▶ **Records supplied**:
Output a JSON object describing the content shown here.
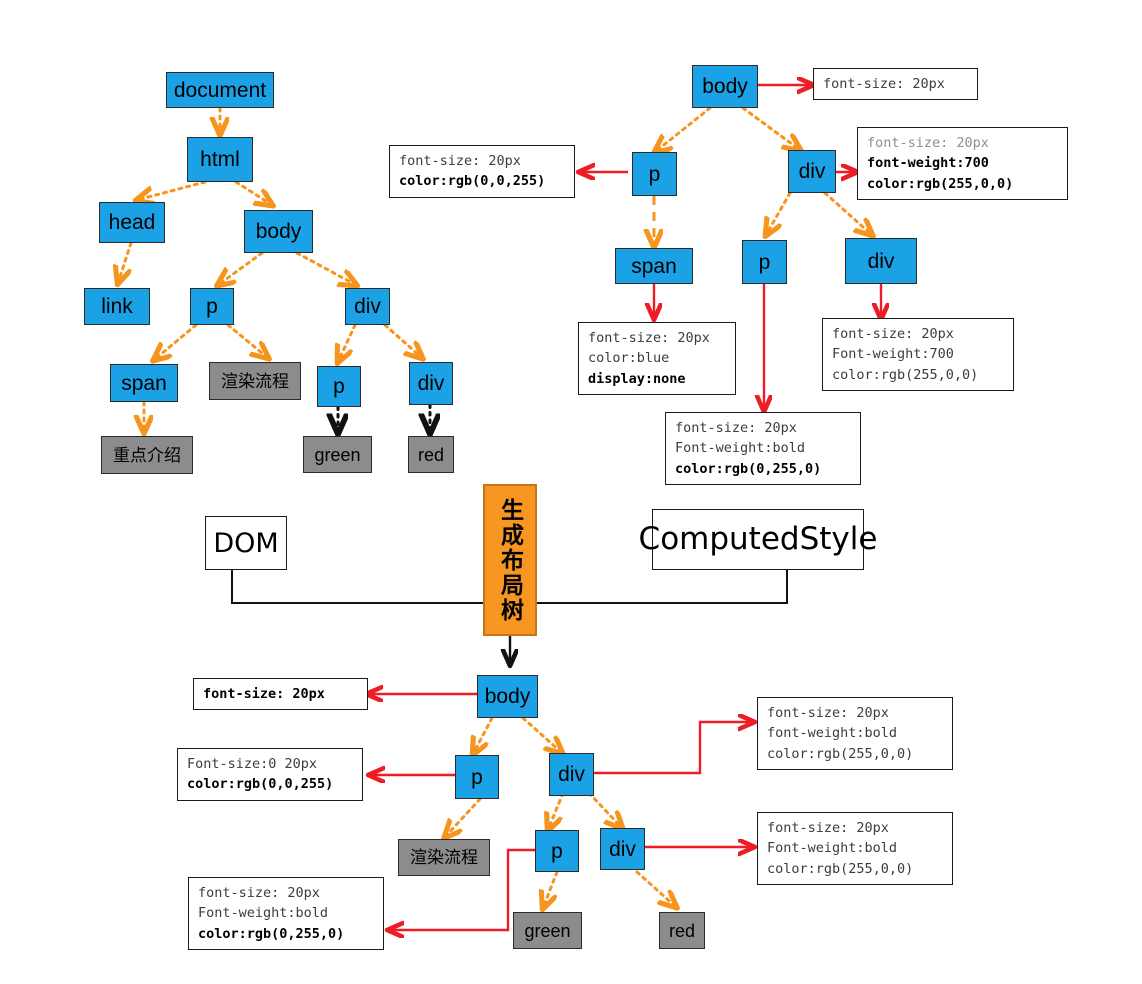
{
  "diagram": {
    "title": "DOM tree / ComputedStyle to layout tree",
    "colors": {
      "node_blue": "#1ba1e6",
      "node_grey": "#8c8c8c",
      "stage_orange": "#f79621",
      "dom_edge": "#f7941e",
      "style_edge": "#ee1c25",
      "text_edge": "#111111"
    }
  },
  "dom_tree": {
    "nodes": {
      "document": "document",
      "html": "html",
      "head": "head",
      "body": "body",
      "link": "link",
      "p": "p",
      "div": "div",
      "span": "span",
      "text_render_flow": "渲染流程",
      "text_key_intro": "重点介绍",
      "p2": "p",
      "div2": "div",
      "text_green": "green",
      "text_red": "red"
    }
  },
  "computed_style_tree": {
    "nodes": {
      "body": "body",
      "p": "p",
      "div": "div",
      "span": "span",
      "p2": "p",
      "div2": "div"
    },
    "boxes": {
      "body_style": {
        "lines": [
          "font-size: 20px"
        ]
      },
      "p_style": {
        "lines": [
          "font-size: 20px",
          "color:rgb(0,0,255)"
        ]
      },
      "div_style": {
        "lines": [
          "font-size: 20px",
          "font-weight:700",
          "color:rgb(255,0,0)"
        ]
      },
      "span_style": {
        "lines": [
          "font-size: 20px",
          "color:blue",
          "display:none"
        ]
      },
      "p2_style": {
        "lines": [
          "font-size: 20px",
          "Font-weight:bold",
          "color:rgb(0,255,0)"
        ]
      },
      "div2_style": {
        "lines": [
          "font-size: 20px",
          "Font-weight:700",
          "color:rgb(255,0,0)"
        ]
      }
    }
  },
  "stage": {
    "dom_label": "DOM",
    "computed_style_label": "ComputedStyle",
    "layout_tree_label": "生成布局树"
  },
  "layout_tree": {
    "nodes": {
      "body": "body",
      "p": "p",
      "div": "div",
      "text_render_flow": "渲染流程",
      "p2": "p",
      "div2": "div",
      "text_green": "green",
      "text_red": "red"
    },
    "boxes": {
      "body_style": {
        "lines": [
          "font-size: 20px"
        ]
      },
      "p_style": {
        "lines": [
          "Font-size:0 20px",
          "color:rgb(0,0,255)"
        ]
      },
      "div_style": {
        "lines": [
          "font-size: 20px",
          "font-weight:bold",
          "color:rgb(255,0,0)"
        ]
      },
      "p2_style": {
        "lines": [
          "font-size: 20px",
          "Font-weight:bold",
          "color:rgb(0,255,0)"
        ]
      },
      "div2_style": {
        "lines": [
          "font-size: 20px",
          "Font-weight:bold",
          "color:rgb(255,0,0)"
        ]
      }
    }
  }
}
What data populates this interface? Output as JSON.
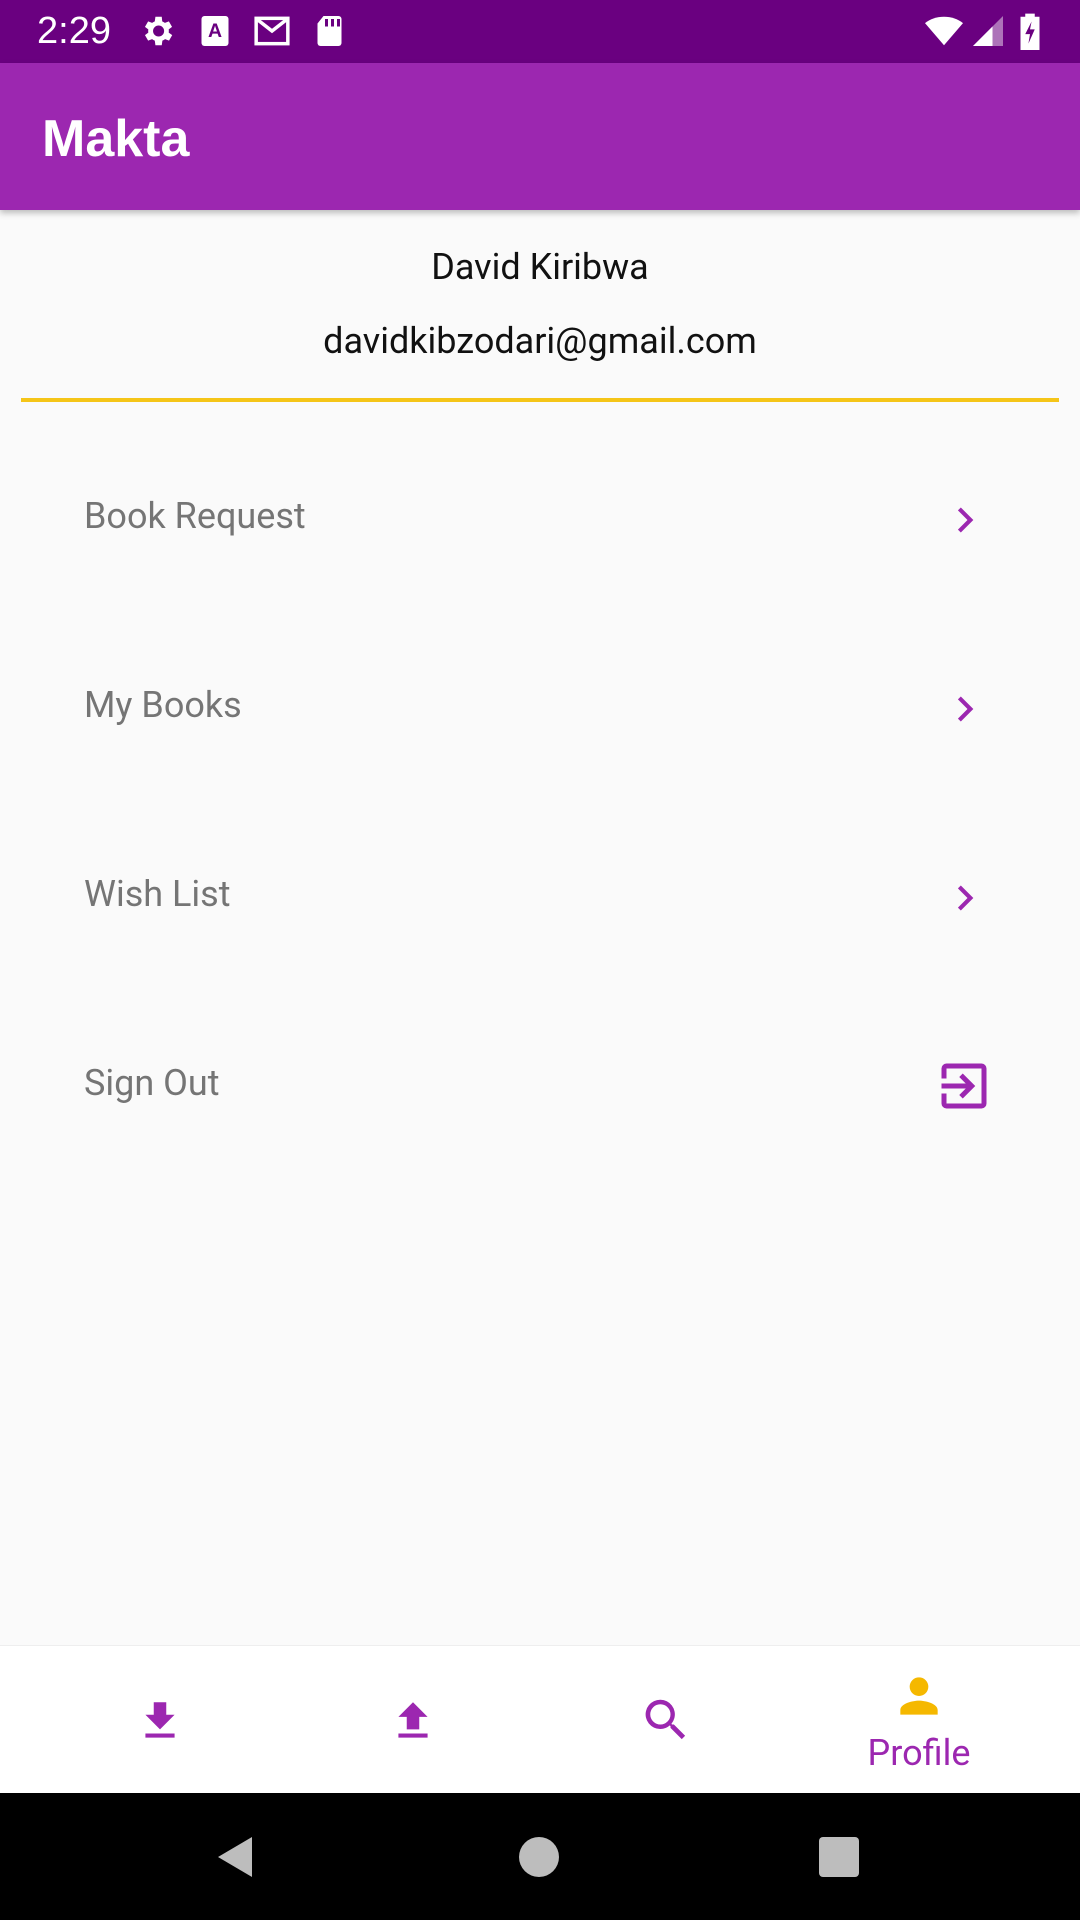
{
  "status_bar": {
    "time": "2:29",
    "icons": [
      "settings-icon",
      "keyboard-a-icon",
      "gmail-icon",
      "sd-card-icon",
      "wifi-icon",
      "signal-icon",
      "battery-charging-icon"
    ]
  },
  "app_bar": {
    "title": "Makta"
  },
  "profile": {
    "name": "David Kiribwa",
    "email": "davidkibzodari@gmail.com"
  },
  "menu": [
    {
      "label": "Book Request",
      "icon": "chevron-right-icon"
    },
    {
      "label": "My Books",
      "icon": "chevron-right-icon"
    },
    {
      "label": "Wish List",
      "icon": "chevron-right-icon"
    },
    {
      "label": "Sign Out",
      "icon": "exit-to-app-icon"
    }
  ],
  "bottom_nav": [
    {
      "icon": "download-icon",
      "label": ""
    },
    {
      "icon": "upload-icon",
      "label": ""
    },
    {
      "icon": "search-icon",
      "label": ""
    },
    {
      "icon": "person-icon",
      "label": "Profile",
      "active": true
    }
  ],
  "colors": {
    "primary": "#9c27b0",
    "primary_dark": "#6a0080",
    "accent": "#f5c518"
  }
}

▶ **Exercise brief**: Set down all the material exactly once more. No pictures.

▶ **Exercise solution**:
Output a JSON object describing the content shown here.
{
  "diagram": {
    "title": "DOM tree / ComputedStyle to layout tree",
    "colors": {
      "node_blue": "#1ba1e6",
      "node_grey": "#8c8c8c",
      "stage_orange": "#f79621",
      "dom_edge": "#f7941e",
      "style_edge": "#ee1c25",
      "text_edge": "#111111"
    }
  },
  "dom_tree": {
    "nodes": {
      "document": "document",
      "html": "html",
      "head": "head",
      "body": "body",
      "link": "link",
      "p": "p",
      "div": "div",
      "span": "span",
      "text_render_flow": "渲染流程",
      "text_key_intro": "重点介绍",
      "p2": "p",
      "div2": "div",
      "text_green": "green",
      "text_red": "red"
    }
  },
  "computed_style_tree": {
    "nodes": {
      "body": "body",
      "p": "p",
      "div": "div",
      "span": "span",
      "p2": "p",
      "div2": "div"
    },
    "boxes": {
      "body_style": {
        "lines": [
          "font-size: 20px"
        ]
      },
      "p_style": {
        "lines": [
          "font-size: 20px",
          "color:rgb(0,0,255)"
        ]
      },
      "div_style": {
        "lines": [
          "font-size: 20px",
          "font-weight:700",
          "color:rgb(255,0,0)"
        ]
      },
      "span_style": {
        "lines": [
          "font-size: 20px",
          "color:blue",
          "display:none"
        ]
      },
      "p2_style": {
        "lines": [
          "font-size: 20px",
          "Font-weight:bold",
          "color:rgb(0,255,0)"
        ]
      },
      "div2_style": {
        "lines": [
          "font-size: 20px",
          "Font-weight:700",
          "color:rgb(255,0,0)"
        ]
      }
    }
  },
  "stage": {
    "dom_label": "DOM",
    "computed_style_label": "ComputedStyle",
    "layout_tree_label": "生成布局树"
  },
  "layout_tree": {
    "nodes": {
      "body": "body",
      "p": "p",
      "div": "div",
      "text_render_flow": "渲染流程",
      "p2": "p",
      "div2": "div",
      "text_green": "green",
      "text_red": "red"
    },
    "boxes": {
      "body_style": {
        "lines": [
          "font-size: 20px"
        ]
      },
      "p_style": {
        "lines": [
          "Font-size:0 20px",
          "color:rgb(0,0,255)"
        ]
      },
      "div_style": {
        "lines": [
          "font-size: 20px",
          "font-weight:bold",
          "color:rgb(255,0,0)"
        ]
      },
      "p2_style": {
        "lines": [
          "font-size: 20px",
          "Font-weight:bold",
          "color:rgb(0,255,0)"
        ]
      },
      "div2_style": {
        "lines": [
          "font-size: 20px",
          "Font-weight:bold",
          "color:rgb(255,0,0)"
        ]
      }
    }
  }
}
What data populates this interface? Output as JSON.
{
  "status_bar": {
    "time": "2:29",
    "icons": [
      "settings-icon",
      "keyboard-a-icon",
      "gmail-icon",
      "sd-card-icon",
      "wifi-icon",
      "signal-icon",
      "battery-charging-icon"
    ]
  },
  "app_bar": {
    "title": "Makta"
  },
  "profile": {
    "name": "David Kiribwa",
    "email": "davidkibzodari@gmail.com"
  },
  "menu": [
    {
      "label": "Book Request",
      "icon": "chevron-right-icon"
    },
    {
      "label": "My Books",
      "icon": "chevron-right-icon"
    },
    {
      "label": "Wish List",
      "icon": "chevron-right-icon"
    },
    {
      "label": "Sign Out",
      "icon": "exit-to-app-icon"
    }
  ],
  "bottom_nav": [
    {
      "icon": "download-icon",
      "label": ""
    },
    {
      "icon": "upload-icon",
      "label": ""
    },
    {
      "icon": "search-icon",
      "label": ""
    },
    {
      "icon": "person-icon",
      "label": "Profile",
      "active": true
    }
  ],
  "colors": {
    "primary": "#9c27b0",
    "primary_dark": "#6a0080",
    "accent": "#f5c518"
  }
}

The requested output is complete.